Published Friday, Aug. 17, 2018|3:24 p.m.
Updated Friday, Aug. 17, 2018|5:54 p.m.
Long-fought prepare for Las Vegas to pump and pipe drinking water from dry valleys just west of the Utah state line were dealt an extreme blow Friday with a ruling from Nevada’s leading state water official.
State Engineer Jason King rejected groundwater rights to the Las Vegas-based Southern Nevada Water Authority in huge rural systems in Lincoln and White Pine counties, despite the fact that applications had been approved 3 times given that 2007.
However, King likewise stated he’ll appeal a state judge’s order that required him to hold do-over hearings in 2015 that put him in a position “to overthrow the historic application of Nevada water law and water rights.”
The water authority also guaranteed an appeal with a declaration lamenting the “trouble” King faced adhering to what it called District Court Judge Robert Estes’ “contradictory” directions.
“Southern Nevada, which is home to 73 percent of the population in the state, utilizes less than 5 percent of the state’s total readily available water supply,” the declaration stated. “There is water readily available in these basins for appropriation, but the state engineer is avoided from doing so by the scope of (Estes’) instructions, which impose unprecedented requirements into the science of water appropriation in Nevada.”
Estes, from the White Pine County seat of Ely, had actually declined as “approximate and capricious” King’s approval in March 2012 of the pumping strategy. The judge ordered the state engineer to recalculate if there truly sufficed water underground to provide the 250-mile pipeline with adequate water to serve more than 165,000 homes.
Challengers and environmental groups in Nevada and Utah, including the Church of Jesus Christ of Latter-day Saints, argued that the sparsely populated Spring, Cavern, Dry Lake and Delamar valleys would be decreased to dust bowls.

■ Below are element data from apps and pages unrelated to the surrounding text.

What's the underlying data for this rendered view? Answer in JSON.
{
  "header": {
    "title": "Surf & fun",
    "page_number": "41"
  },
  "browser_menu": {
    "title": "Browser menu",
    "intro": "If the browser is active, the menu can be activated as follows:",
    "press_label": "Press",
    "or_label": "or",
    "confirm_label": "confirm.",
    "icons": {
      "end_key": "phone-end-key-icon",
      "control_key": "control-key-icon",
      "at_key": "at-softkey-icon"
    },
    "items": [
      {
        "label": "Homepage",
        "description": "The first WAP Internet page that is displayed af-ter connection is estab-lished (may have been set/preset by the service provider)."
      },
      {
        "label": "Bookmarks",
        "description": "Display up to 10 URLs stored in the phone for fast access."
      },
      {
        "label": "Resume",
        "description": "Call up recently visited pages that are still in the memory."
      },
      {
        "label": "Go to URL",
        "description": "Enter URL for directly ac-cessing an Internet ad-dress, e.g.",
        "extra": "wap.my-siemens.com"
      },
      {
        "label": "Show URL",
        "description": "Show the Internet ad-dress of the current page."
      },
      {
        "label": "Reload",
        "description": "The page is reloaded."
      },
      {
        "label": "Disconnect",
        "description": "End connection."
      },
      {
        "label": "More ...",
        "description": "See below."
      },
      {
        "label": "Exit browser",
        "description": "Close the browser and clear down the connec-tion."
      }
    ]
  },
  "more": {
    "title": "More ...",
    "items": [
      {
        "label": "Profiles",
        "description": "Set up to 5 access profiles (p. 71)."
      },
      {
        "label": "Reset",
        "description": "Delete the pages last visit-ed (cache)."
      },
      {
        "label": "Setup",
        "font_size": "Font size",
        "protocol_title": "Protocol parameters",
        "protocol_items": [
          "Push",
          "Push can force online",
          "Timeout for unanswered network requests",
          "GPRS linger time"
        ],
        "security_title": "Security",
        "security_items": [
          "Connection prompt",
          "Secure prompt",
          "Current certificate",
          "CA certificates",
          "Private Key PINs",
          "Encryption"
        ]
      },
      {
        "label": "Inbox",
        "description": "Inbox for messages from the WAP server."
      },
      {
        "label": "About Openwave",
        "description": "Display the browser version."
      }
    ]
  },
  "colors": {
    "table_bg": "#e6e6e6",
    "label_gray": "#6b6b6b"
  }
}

The Mormon church has a ranch in Spring Valley.
“The Las Vegas water grab was always absolutely nothing more than a speculative play to sustain unconfined and unsustainable growth at the expenditure of the ecosystems and neighborhoods of eastern Nevada,” Patrick Donnelly, Nevada chief of the Center for Biological Variety, stated following King’s judgment.
Officials in Las Vegas have actually forecasted the pump-and-pipeline task could cost billions of dollars, however have stated it may become important if drought keeps diminishing the Lake Mead tank on the Colorado River.
Money has actually not been designated.
Federal water managers stated this week that a drier regional environment paired with increasing demand could trigger cutbacks in water deliveries to Arizona and Nevada by 2020. Lake Mead provides 90 percent of Las Vegas drinking water.
Water authority chief John Entsminger has in current years recommended the pipeline may not be right away needed if water preservation efforts continue to improve, even as Las Vegas, a city of some 2.2 million individuals and more than 40 million tourists a year, continues to grow.
A crucial finding in King’s 111-page ruling was that the water authority pumping strategy would threaten an unusually lavish Spring Valley area of meadows and swamp cedar plants designated a “important environmental concern.”
The state engineer also accepted a water authority plan called “3M” for monitoring, management and mitigation. He stated it satisfied the judge’s order by responding to concerns raised by Utah’s Millard and Juab counties.
Attorney Simeon Herskovits, representing the Great Basin Water Network, Indian people and White Pine County, called the ruling a favorable outcome in the years-long battle against the pipeline plan.
However he stated he had issues about a few of King’s findings, consisting of the 3M plan.